--- About this task ---
In the records below, find every line that contains "Übertragung" and list it.

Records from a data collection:
***
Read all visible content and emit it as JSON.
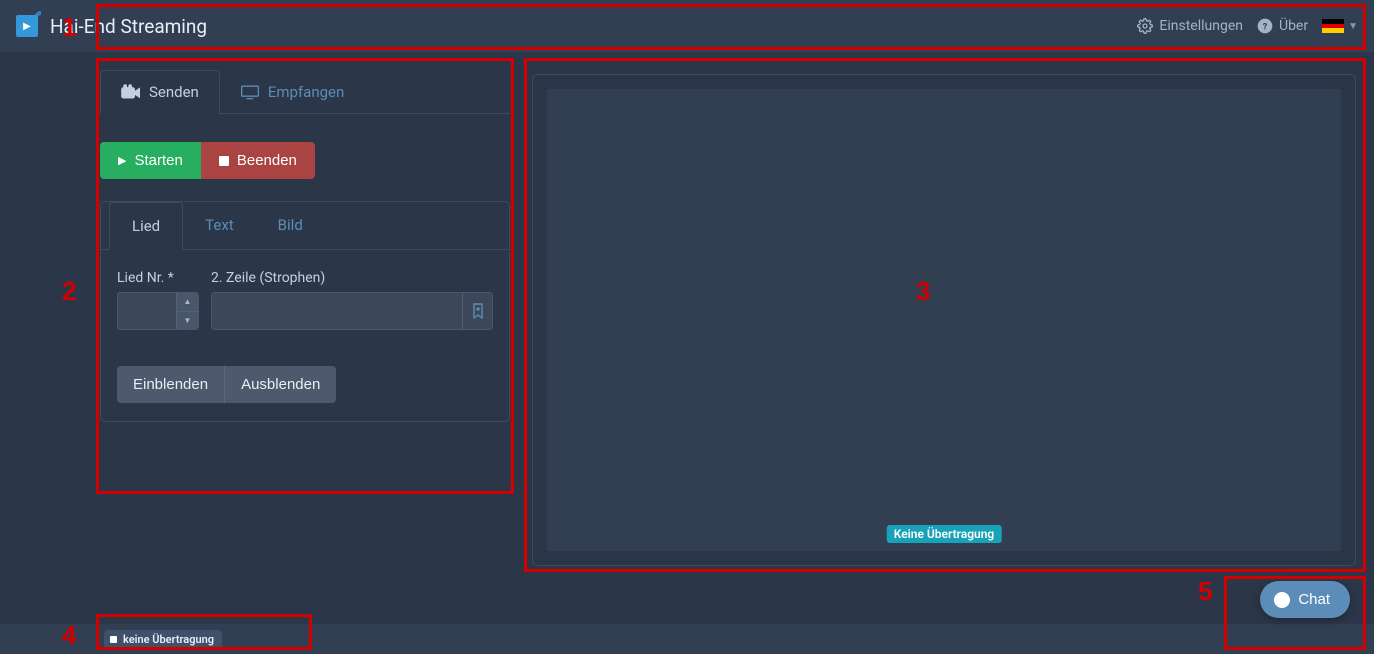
{
  "header": {
    "title": "Hai-End Streaming",
    "settings_label": "Einstellungen",
    "about_label": "Über",
    "language": "de"
  },
  "main_tabs": {
    "send": "Senden",
    "receive": "Empfangen"
  },
  "controls": {
    "start_label": "Starten",
    "stop_label": "Beenden"
  },
  "content_tabs": {
    "song": "Lied",
    "text": "Text",
    "image": "Bild"
  },
  "form": {
    "song_nr_label": "Lied Nr. *",
    "line2_label": "2. Zeile (Strophen)",
    "song_nr_value": "",
    "line2_value": ""
  },
  "fade": {
    "in_label": "Einblenden",
    "out_label": "Ausblenden"
  },
  "preview": {
    "no_transmission_badge": "Keine Übertragung"
  },
  "footer": {
    "status_text": "keine Übertragung"
  },
  "chat": {
    "label": "Chat"
  },
  "annotations": {
    "n1": "1",
    "n2": "2",
    "n3": "3",
    "n4": "4",
    "n5": "5"
  }
}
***
--- Response ---
    "no_transmission_badge": "Keine Übertragung"
    "status_text": "keine Übertragung"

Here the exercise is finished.